>>>

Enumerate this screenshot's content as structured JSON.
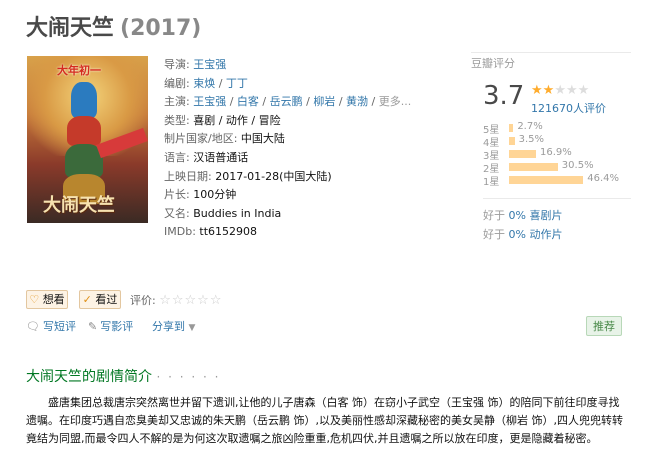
{
  "movie": {
    "title": "大闹天竺",
    "year": "(2017)"
  },
  "poster": {
    "tagline": "大年初一",
    "logo_text": "大闹天竺"
  },
  "info": {
    "director": {
      "label": "导演:",
      "names": [
        "王宝强"
      ]
    },
    "writer": {
      "label": "编剧:",
      "names": [
        "束焕",
        "丁丁"
      ]
    },
    "cast": {
      "label": "主演:",
      "names": [
        "王宝强",
        "白客",
        "岳云鹏",
        "柳岩",
        "黄渤"
      ],
      "more": "更多..."
    },
    "genre": {
      "label": "类型:",
      "value": "喜剧 / 动作 / 冒险"
    },
    "country": {
      "label": "制片国家/地区:",
      "value": "中国大陆"
    },
    "language": {
      "label": "语言:",
      "value": "汉语普通话"
    },
    "release": {
      "label": "上映日期:",
      "value": "2017-01-28(中国大陆)"
    },
    "runtime": {
      "label": "片长:",
      "value": "100分钟"
    },
    "aka": {
      "label": "又名:",
      "value": "Buddies in India"
    },
    "imdb": {
      "label": "IMDb:",
      "value": "tt6152908"
    }
  },
  "rating": {
    "header": "豆瓣评分",
    "score": "3.7",
    "stars_filled": 2,
    "votes": "121670人评价",
    "distribution": [
      {
        "label": "5星",
        "pct": "2.7%",
        "value": 2.7
      },
      {
        "label": "4星",
        "pct": "3.5%",
        "value": 3.5
      },
      {
        "label": "3星",
        "pct": "16.9%",
        "value": 16.9
      },
      {
        "label": "2星",
        "pct": "30.5%",
        "value": 30.5
      },
      {
        "label": "1星",
        "pct": "46.4%",
        "value": 46.4
      }
    ],
    "compare": [
      {
        "prefix": "好于",
        "link": "0% 喜剧片"
      },
      {
        "prefix": "好于",
        "link": "0% 动作片"
      }
    ],
    "star_color": "#ffac2d",
    "bar_color": "#ffd596"
  },
  "actions": {
    "want": "想看",
    "seen": "看过",
    "rate_label": "评价:",
    "rate_stars": "☆☆☆☆☆"
  },
  "links": {
    "short_review": "写短评",
    "review": "写影评",
    "share": "分享到",
    "recommend": "推荐"
  },
  "summary": {
    "title": "大闹天竺的剧情简介",
    "dots": "· · · · · ·",
    "text": "盛唐集团总裁唐宗突然离世并留下遗训,让他的儿子唐森（白客 饰）在窃小子武空（王宝强 饰）的陪同下前往印度寻找遗嘱。在印度巧遇自恋臭美却又忠诚的朱天鹏（岳云鹏 饰）,以及美丽性感却深藏秘密的美女吴静（柳岩 饰）,四人兜兜转转竟结为同盟,而最令四人不解的是为何这次取遗嘱之旅凶险重重,危机四伏,并且遗嘱之所以放在印度，更是隐藏着秘密。"
  }
}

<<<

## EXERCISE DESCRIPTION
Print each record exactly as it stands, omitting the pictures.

## RESULT OF THIS EXERCISE
Enumerate this screenshot's content as structured JSON.
{
  "movie": {
    "title": "大闹天竺",
    "year": "(2017)"
  },
  "poster": {
    "tagline": "大年初一",
    "logo_text": "大闹天竺"
  },
  "info": {
    "director": {
      "label": "导演:",
      "names": [
        "王宝强"
      ]
    },
    "writer": {
      "label": "编剧:",
      "names": [
        "束焕",
        "丁丁"
      ]
    },
    "cast": {
      "label": "主演:",
      "names": [
        "王宝强",
        "白客",
        "岳云鹏",
        "柳岩",
        "黄渤"
      ],
      "more": "更多..."
    },
    "genre": {
      "label": "类型:",
      "value": "喜剧 / 动作 / 冒险"
    },
    "country": {
      "label": "制片国家/地区:",
      "value": "中国大陆"
    },
    "language": {
      "label": "语言:",
      "value": "汉语普通话"
    },
    "release": {
      "label": "上映日期:",
      "value": "2017-01-28(中国大陆)"
    },
    "runtime": {
      "label": "片长:",
      "value": "100分钟"
    },
    "aka": {
      "label": "又名:",
      "value": "Buddies in India"
    },
    "imdb": {
      "label": "IMDb:",
      "value": "tt6152908"
    }
  },
  "rating": {
    "header": "豆瓣评分",
    "score": "3.7",
    "stars_filled": 2,
    "votes": "121670人评价",
    "distribution": [
      {
        "label": "5星",
        "pct": "2.7%",
        "value": 2.7
      },
      {
        "label": "4星",
        "pct": "3.5%",
        "value": 3.5
      },
      {
        "label": "3星",
        "pct": "16.9%",
        "value": 16.9
      },
      {
        "label": "2星",
        "pct": "30.5%",
        "value": 30.5
      },
      {
        "label": "1星",
        "pct": "46.4%",
        "value": 46.4
      }
    ],
    "compare": [
      {
        "prefix": "好于",
        "link": "0% 喜剧片"
      },
      {
        "prefix": "好于",
        "link": "0% 动作片"
      }
    ],
    "star_color": "#ffac2d",
    "bar_color": "#ffd596"
  },
  "actions": {
    "want": "想看",
    "seen": "看过",
    "rate_label": "评价:",
    "rate_stars": "☆☆☆☆☆"
  },
  "links": {
    "short_review": "写短评",
    "review": "写影评",
    "share": "分享到",
    "recommend": "推荐"
  },
  "summary": {
    "title": "大闹天竺的剧情简介",
    "dots": "· · · · · ·",
    "text": "盛唐集团总裁唐宗突然离世并留下遗训,让他的儿子唐森（白客 饰）在窃小子武空（王宝强 饰）的陪同下前往印度寻找遗嘱。在印度巧遇自恋臭美却又忠诚的朱天鹏（岳云鹏 饰）,以及美丽性感却深藏秘密的美女吴静（柳岩 饰）,四人兜兜转转竟结为同盟,而最令四人不解的是为何这次取遗嘱之旅凶险重重,危机四伏,并且遗嘱之所以放在印度，更是隐藏着秘密。"
  }
}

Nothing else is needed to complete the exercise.